(on image above: OpenCV-based motion tracking with example rectangles overlaid; you can see that velocities decay on my head produces multiple blobs, but this can be alleviated by using minimal blob size for display; the fourth, unmarked person was relatively stationary for about 10 seconds, and as such is not picked up as a blob)

As such I took upon myself to recreate our visual projection from Steve's circles-and-squares to more elaborate, particle system based Quartz composition which was used throughout the presentation and was easy to integrate with current settings. The system turned out to be very visually attractive:

During the presentation, for a short period of time, as a tongue-in-cheek joke, I added nyan cats as sprites overlying my particle systems and replaced Alex's music with a long loop of the nyan cat video. Needless to say, the audience was very amused and definitely appreciated the joke. Unfortunately, this cannot be said about the person that was currently staffing the Pulver's front desk. :-)

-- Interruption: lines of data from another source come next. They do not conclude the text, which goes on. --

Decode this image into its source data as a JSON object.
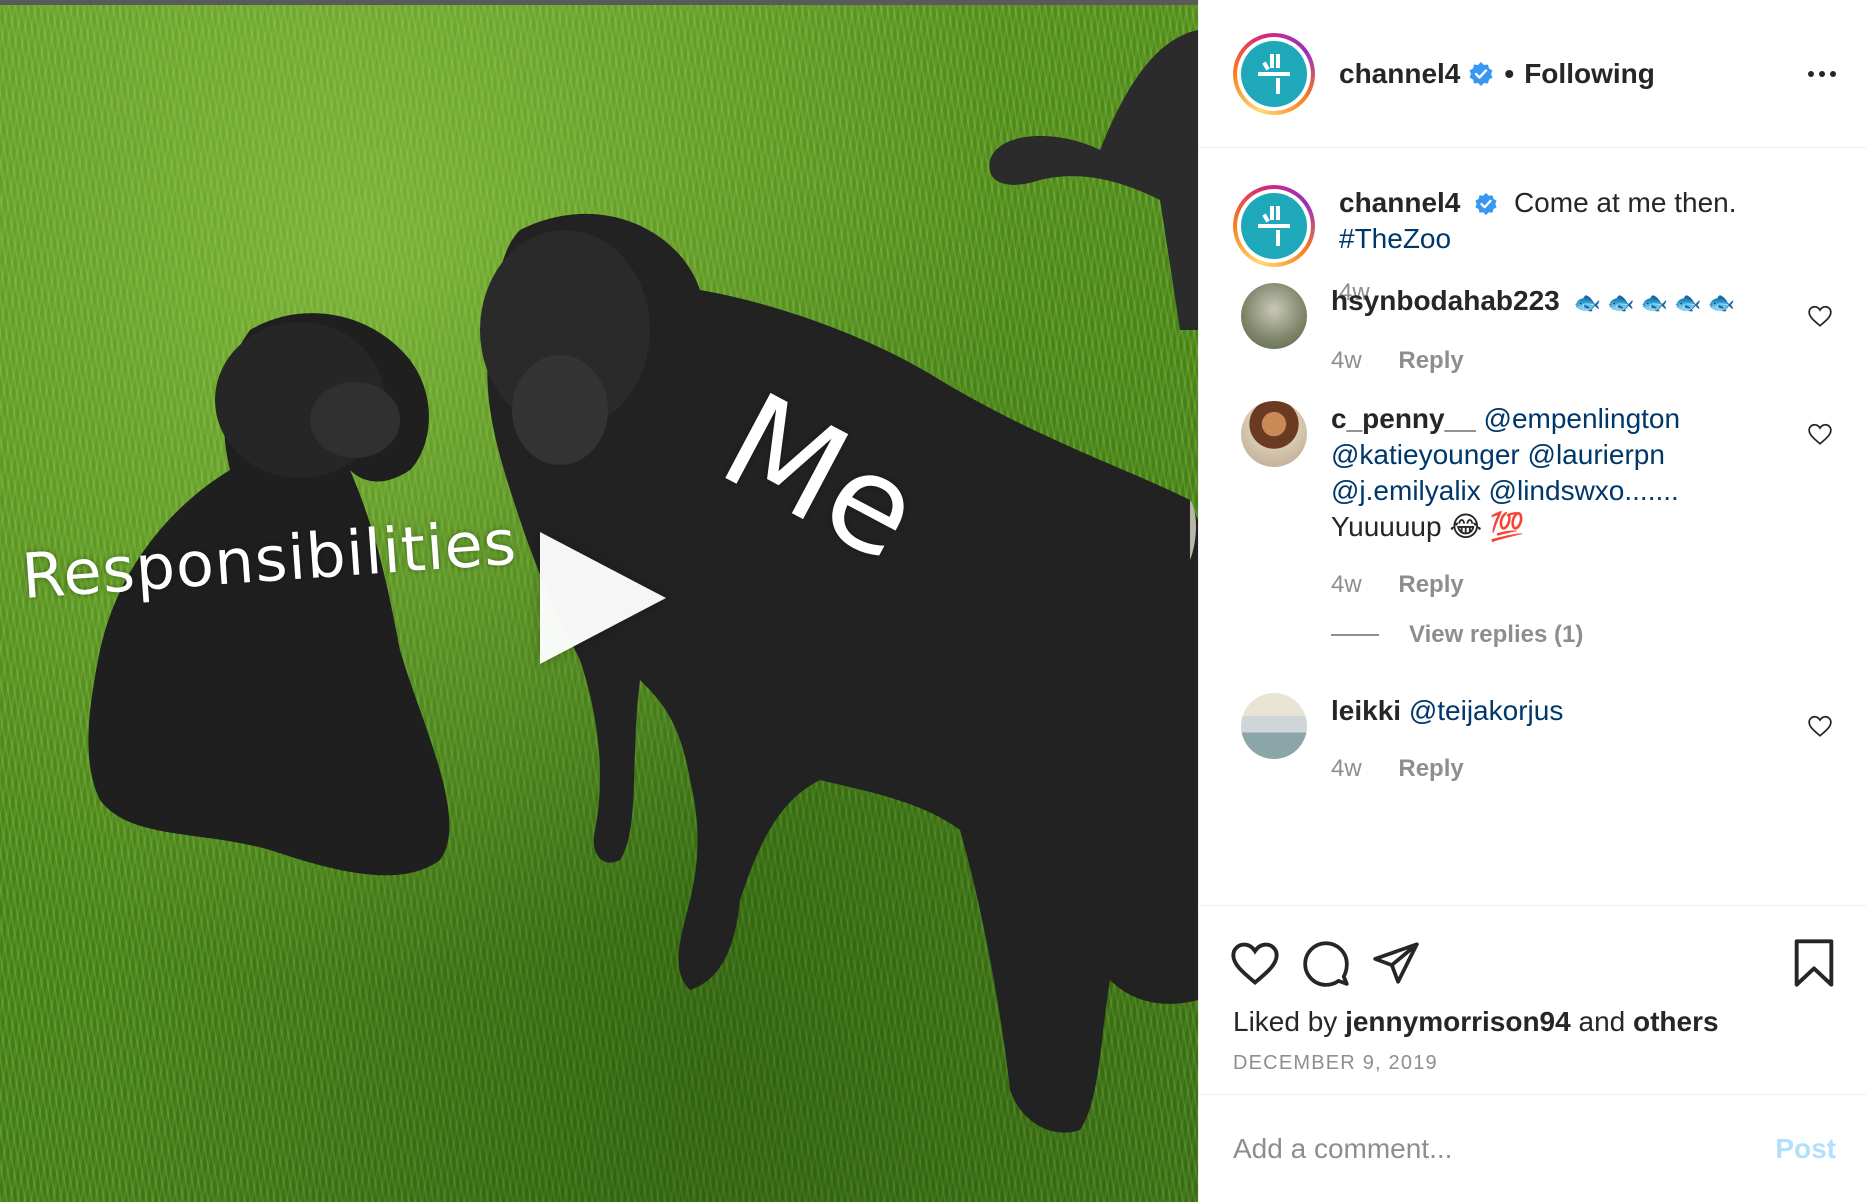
{
  "media": {
    "overlay_left": "Responsibilities",
    "overlay_right": "Me"
  },
  "header": {
    "username": "channel4",
    "separator": "•",
    "follow_status": "Following"
  },
  "caption": {
    "username": "channel4",
    "text": "Come at me then.",
    "hashtag": "#TheZoo",
    "age": "4w"
  },
  "comments": [
    {
      "username": "hsynbodahab223",
      "text": "🐟 🐟 🐟 🐟 🐟",
      "age": "4w",
      "reply_label": "Reply"
    },
    {
      "username": "c_penny__",
      "mentions_line1": "@empenlington",
      "mentions_line2": "@katieyounger @laurierpn",
      "mentions_line3": "@j.emilyalix @lindswxo.......",
      "text_end": "Yuuuuup 😂 💯",
      "age": "4w",
      "reply_label": "Reply",
      "view_replies": "View replies (1)"
    },
    {
      "username": "leikki",
      "mention": "@teijakorjus",
      "age": "4w",
      "reply_label": "Reply"
    }
  ],
  "likes": {
    "prefix": "Liked by",
    "user": "jennymorrison94",
    "middle": "and",
    "suffix": "others"
  },
  "date": "DECEMBER 9, 2019",
  "add_comment": {
    "placeholder": "Add a comment...",
    "post_label": "Post"
  },
  "colors": {
    "brand_teal": "#1fa8b9",
    "verified_blue": "#3897f0",
    "mention_blue": "#00376b",
    "post_disabled": "#b2dffc"
  }
}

Throughout the process I created a number of interesting patches for Quartz Composer that wrapped OpenCV calls. What I am most proud of is the fact these can be further used in teaching Computer Vision, as with Quartz they provide an extremely easy - and fast - prototyping pipeline that can be used to create effective and powerful OpenCV presentations and simple applications. I plan on continuing "porting" OpenCV to Quartz in hopes that it can be used effectively as a teaching tool. I keep on adding and extending patches successively and the source code can be downloaded from my GitHub account.


My participation in this JanPlan class was a very last minute decision, and my arrival to the class was delayed by a couple of days. Even so, I managed to quickly find a team with which I had a great time cooperating and creating (in the words of one of the passers-by) 'it's such a cool idea!' art. It was very frustrating when my OpenCV tracker didn't make it to the final cut, and when the system would randomly crash due to the overload of data being sent to Csound. It was however a great team exercise that I have enjoyed very much.